▶ _What you need to do_
Scan the entries for the word "EURUSD" and return every line that has it.

[Extracted data entries]
○ ○ ○ ○ ○ ○ ○
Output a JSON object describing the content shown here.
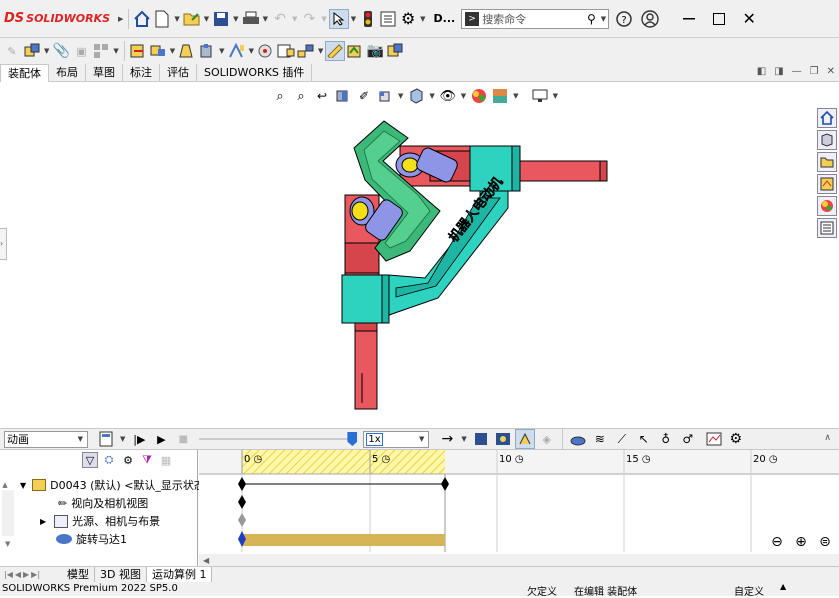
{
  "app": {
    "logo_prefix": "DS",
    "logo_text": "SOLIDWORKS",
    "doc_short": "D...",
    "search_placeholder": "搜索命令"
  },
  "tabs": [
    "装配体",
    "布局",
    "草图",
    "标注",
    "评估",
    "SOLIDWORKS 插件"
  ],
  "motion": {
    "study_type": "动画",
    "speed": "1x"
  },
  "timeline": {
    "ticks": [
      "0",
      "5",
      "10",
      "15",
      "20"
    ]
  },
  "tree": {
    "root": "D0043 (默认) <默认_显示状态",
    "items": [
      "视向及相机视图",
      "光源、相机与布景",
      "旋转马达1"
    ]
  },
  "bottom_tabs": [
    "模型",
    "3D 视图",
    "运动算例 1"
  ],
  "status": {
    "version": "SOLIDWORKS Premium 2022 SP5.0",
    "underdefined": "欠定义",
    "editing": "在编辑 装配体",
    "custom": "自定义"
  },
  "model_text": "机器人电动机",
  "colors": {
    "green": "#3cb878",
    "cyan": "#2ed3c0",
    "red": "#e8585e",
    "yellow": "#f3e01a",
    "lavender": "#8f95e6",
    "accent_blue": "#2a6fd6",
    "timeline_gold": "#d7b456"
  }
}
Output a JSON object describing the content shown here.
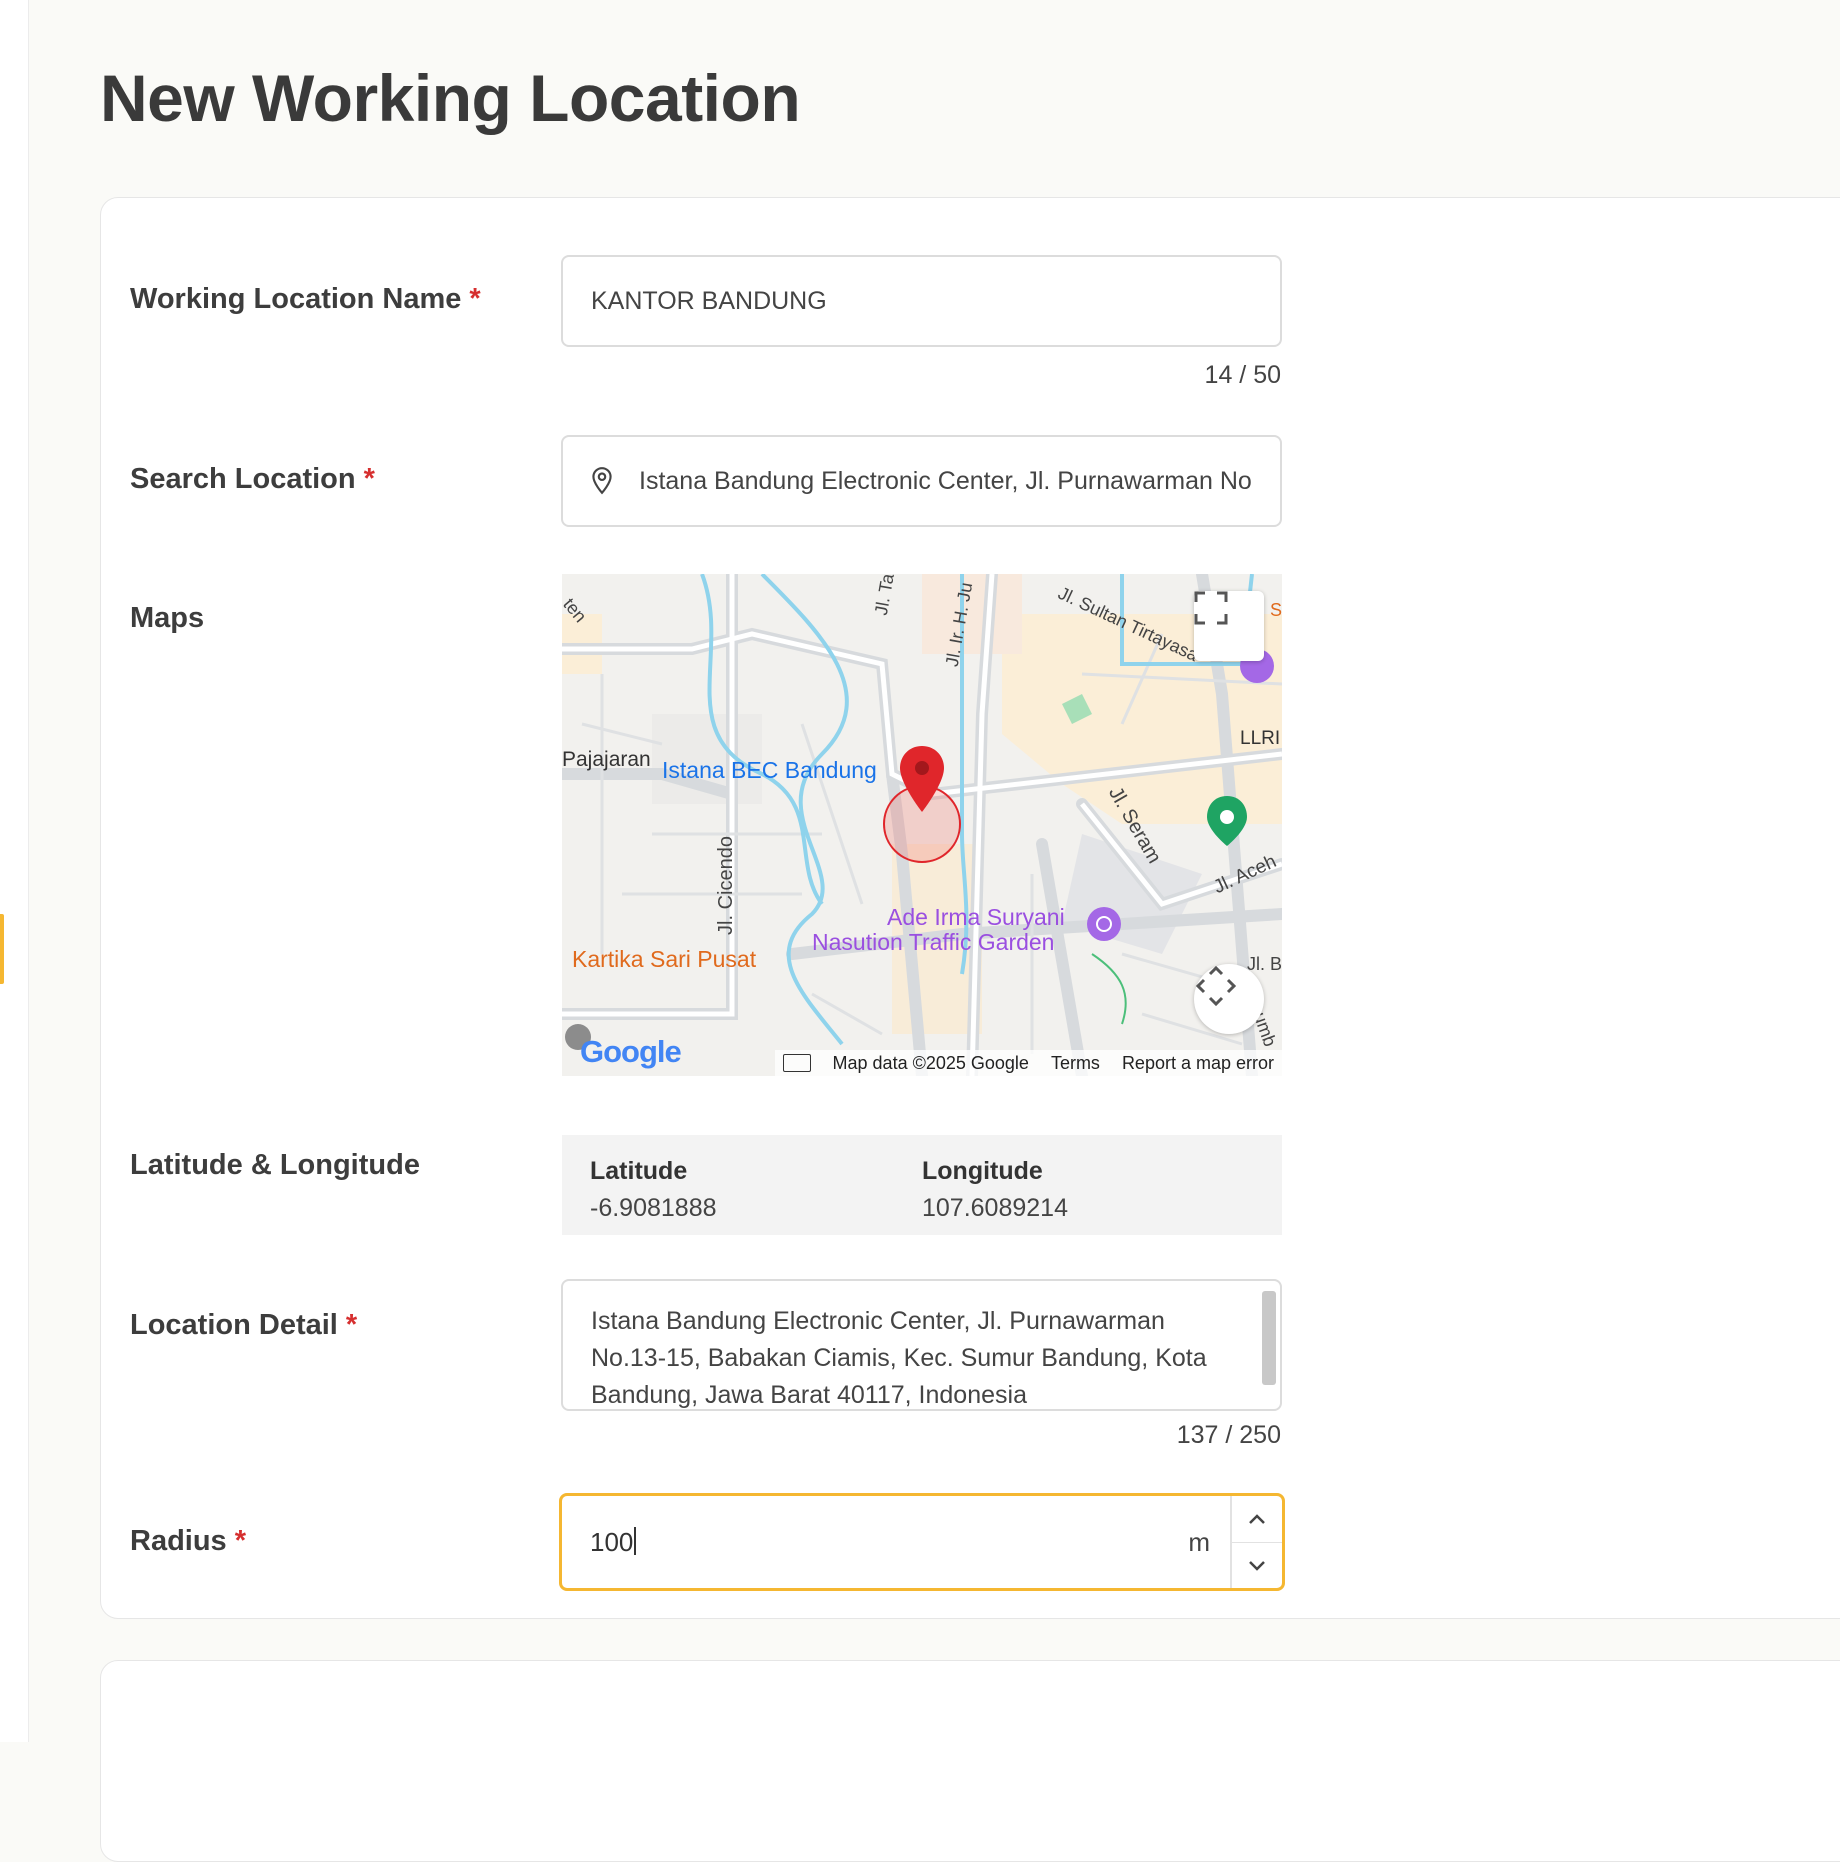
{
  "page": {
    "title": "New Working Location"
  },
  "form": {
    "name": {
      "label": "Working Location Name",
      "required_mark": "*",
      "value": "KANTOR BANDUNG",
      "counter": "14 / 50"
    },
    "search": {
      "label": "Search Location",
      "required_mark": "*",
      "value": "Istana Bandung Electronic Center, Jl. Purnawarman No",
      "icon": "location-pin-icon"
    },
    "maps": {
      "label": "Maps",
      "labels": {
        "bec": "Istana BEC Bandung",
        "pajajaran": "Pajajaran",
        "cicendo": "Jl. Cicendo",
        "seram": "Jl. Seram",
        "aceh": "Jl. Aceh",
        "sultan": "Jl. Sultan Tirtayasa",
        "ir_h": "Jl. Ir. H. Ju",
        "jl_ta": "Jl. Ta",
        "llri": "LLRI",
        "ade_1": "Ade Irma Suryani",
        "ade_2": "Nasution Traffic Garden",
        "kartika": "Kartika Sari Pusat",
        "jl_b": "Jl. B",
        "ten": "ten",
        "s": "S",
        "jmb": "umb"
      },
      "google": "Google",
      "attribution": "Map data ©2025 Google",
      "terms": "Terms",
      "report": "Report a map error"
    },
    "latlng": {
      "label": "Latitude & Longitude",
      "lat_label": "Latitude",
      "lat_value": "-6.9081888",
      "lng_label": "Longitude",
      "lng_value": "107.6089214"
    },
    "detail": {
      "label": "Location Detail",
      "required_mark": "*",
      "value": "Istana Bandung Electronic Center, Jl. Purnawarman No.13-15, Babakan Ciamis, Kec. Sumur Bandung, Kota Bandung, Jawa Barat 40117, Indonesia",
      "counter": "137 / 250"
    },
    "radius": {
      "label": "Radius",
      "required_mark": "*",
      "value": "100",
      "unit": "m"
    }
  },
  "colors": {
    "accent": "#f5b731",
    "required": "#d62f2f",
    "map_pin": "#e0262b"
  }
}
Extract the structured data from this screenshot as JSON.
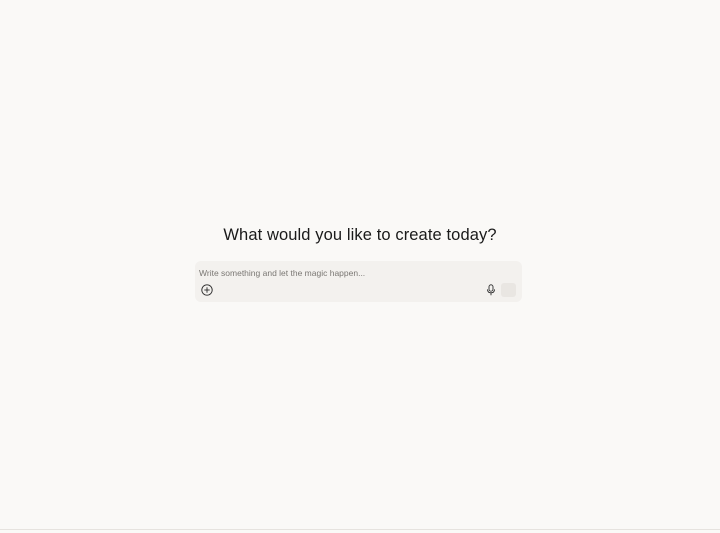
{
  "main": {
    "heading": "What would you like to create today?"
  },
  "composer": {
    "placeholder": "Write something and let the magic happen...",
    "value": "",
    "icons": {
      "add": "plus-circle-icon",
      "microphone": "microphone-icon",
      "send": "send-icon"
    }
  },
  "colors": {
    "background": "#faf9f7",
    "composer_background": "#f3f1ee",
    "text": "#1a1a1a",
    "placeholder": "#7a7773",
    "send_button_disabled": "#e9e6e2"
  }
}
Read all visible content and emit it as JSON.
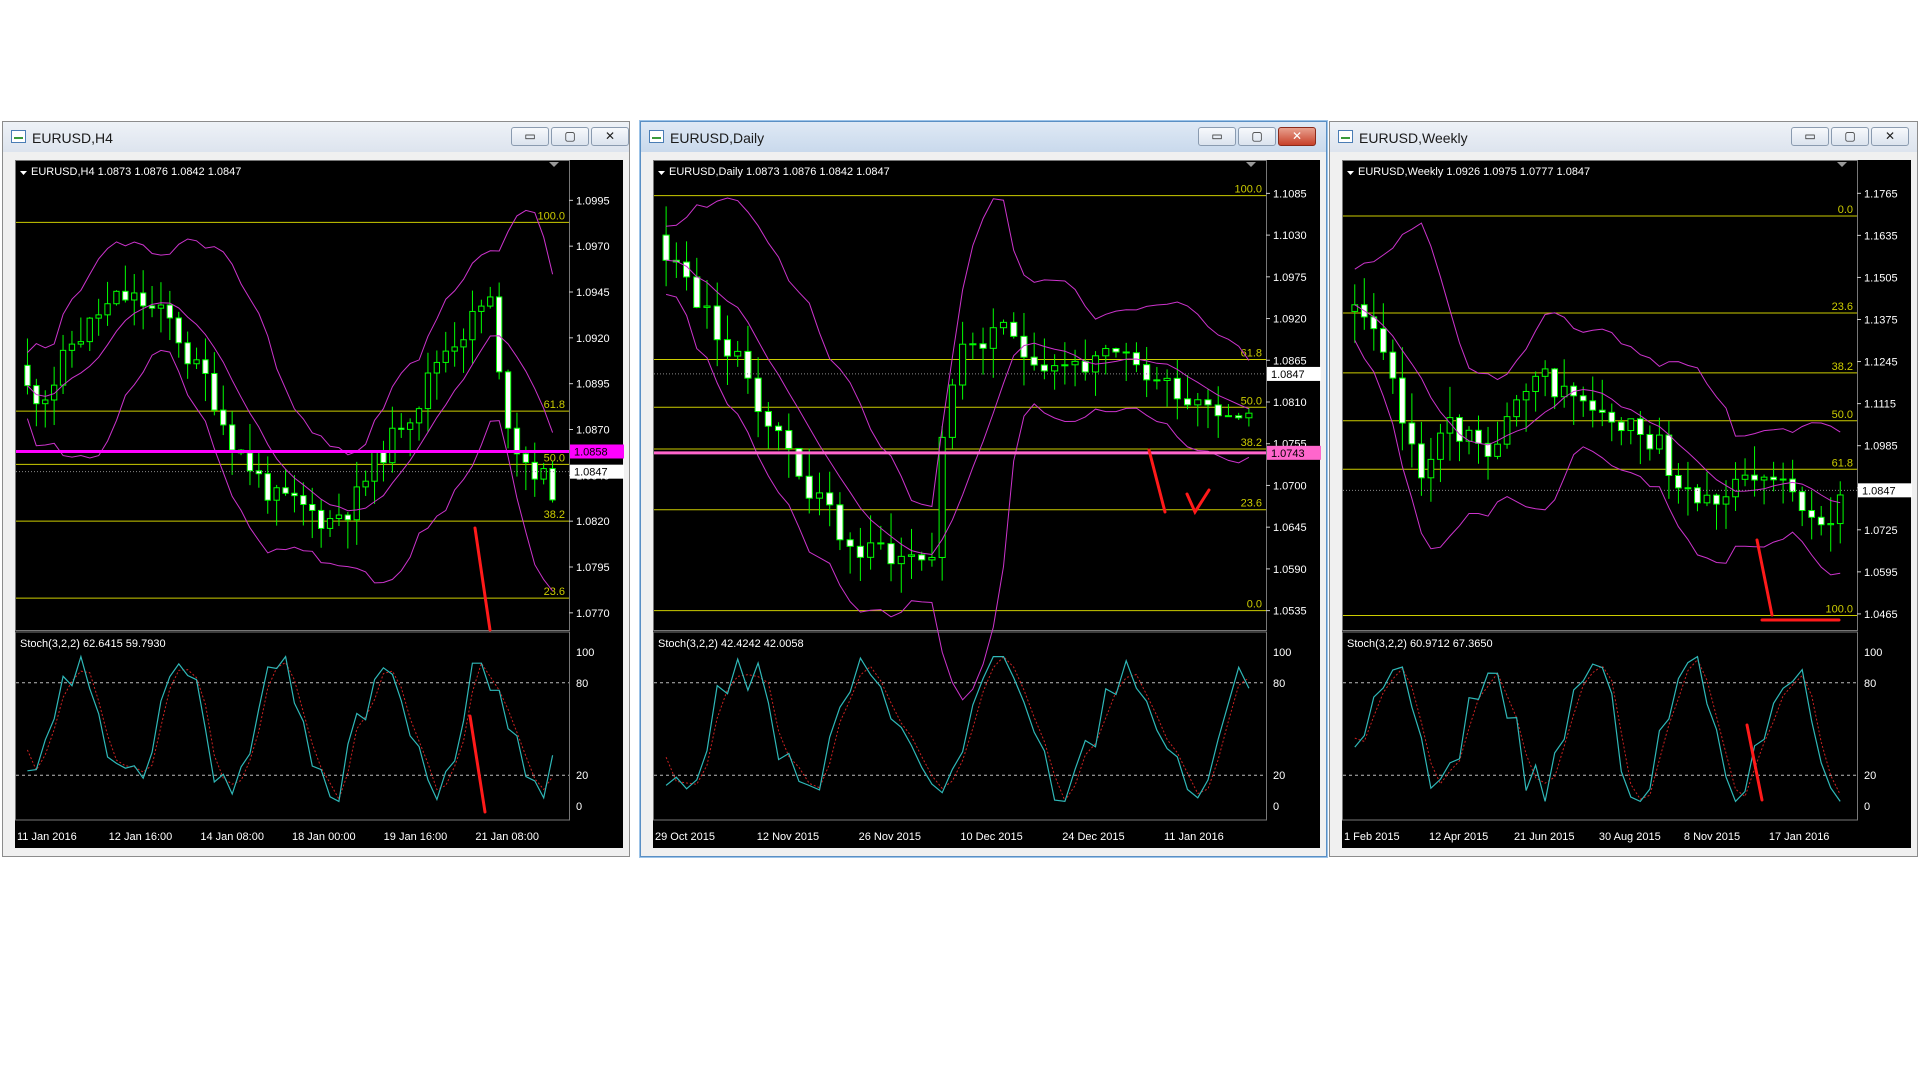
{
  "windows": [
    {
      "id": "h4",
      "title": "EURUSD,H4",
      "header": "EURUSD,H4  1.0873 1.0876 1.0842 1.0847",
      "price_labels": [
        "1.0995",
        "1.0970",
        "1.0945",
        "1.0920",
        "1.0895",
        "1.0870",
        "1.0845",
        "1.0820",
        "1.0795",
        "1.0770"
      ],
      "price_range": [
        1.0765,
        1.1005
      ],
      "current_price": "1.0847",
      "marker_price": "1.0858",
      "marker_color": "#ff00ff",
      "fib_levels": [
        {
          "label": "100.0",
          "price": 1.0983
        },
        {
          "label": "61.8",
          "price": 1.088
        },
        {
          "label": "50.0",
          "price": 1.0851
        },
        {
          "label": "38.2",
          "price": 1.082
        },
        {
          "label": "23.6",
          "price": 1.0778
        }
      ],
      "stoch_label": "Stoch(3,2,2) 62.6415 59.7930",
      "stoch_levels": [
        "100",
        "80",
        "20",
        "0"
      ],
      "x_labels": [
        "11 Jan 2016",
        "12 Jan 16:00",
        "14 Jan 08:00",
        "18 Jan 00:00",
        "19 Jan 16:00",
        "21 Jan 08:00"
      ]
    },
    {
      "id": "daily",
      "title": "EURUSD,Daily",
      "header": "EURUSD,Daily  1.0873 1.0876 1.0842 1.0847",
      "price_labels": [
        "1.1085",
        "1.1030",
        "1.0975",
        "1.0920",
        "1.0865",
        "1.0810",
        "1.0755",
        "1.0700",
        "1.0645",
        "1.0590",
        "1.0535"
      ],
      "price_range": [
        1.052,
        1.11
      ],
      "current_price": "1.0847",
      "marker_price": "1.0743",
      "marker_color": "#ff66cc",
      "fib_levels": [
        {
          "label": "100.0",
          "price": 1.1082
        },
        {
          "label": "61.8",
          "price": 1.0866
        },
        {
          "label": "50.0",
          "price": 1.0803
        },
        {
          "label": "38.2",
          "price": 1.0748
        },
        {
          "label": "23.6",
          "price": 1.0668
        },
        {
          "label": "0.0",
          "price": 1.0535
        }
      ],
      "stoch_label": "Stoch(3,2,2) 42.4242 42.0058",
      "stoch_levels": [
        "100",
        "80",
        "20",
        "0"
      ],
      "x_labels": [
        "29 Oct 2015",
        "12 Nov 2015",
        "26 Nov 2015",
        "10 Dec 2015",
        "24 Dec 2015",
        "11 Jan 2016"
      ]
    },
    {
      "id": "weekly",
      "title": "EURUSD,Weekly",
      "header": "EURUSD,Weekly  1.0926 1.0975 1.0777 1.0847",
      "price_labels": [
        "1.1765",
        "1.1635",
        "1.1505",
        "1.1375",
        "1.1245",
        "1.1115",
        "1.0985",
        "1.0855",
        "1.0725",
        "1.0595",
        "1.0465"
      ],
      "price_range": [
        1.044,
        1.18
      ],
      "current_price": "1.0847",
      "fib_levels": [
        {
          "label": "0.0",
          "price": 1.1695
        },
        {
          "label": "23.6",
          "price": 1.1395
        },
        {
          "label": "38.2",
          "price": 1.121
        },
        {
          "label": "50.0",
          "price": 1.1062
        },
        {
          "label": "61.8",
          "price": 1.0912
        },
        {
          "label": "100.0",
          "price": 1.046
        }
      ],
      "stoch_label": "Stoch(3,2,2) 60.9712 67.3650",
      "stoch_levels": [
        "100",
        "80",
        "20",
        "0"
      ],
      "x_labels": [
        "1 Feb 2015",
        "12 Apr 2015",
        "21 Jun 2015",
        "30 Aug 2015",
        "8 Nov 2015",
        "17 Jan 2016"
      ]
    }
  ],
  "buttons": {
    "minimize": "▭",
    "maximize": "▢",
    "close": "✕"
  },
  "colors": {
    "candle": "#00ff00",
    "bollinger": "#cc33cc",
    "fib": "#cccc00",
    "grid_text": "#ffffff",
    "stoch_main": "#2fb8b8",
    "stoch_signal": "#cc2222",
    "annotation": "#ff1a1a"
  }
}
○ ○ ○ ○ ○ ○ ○
▶ _Solution_
      "title": "EURUSD,H4",
      "header": "EURUSD,H4  1.0873 1.0876 1.0842 1.0847",
      "title": "EURUSD,Daily",
      "header": "EURUSD,Daily  1.0873 1.0876 1.0842 1.0847",
      "title": "EURUSD,Weekly",
      "header": "EURUSD,Weekly  1.0926 1.0975 1.0777 1.0847",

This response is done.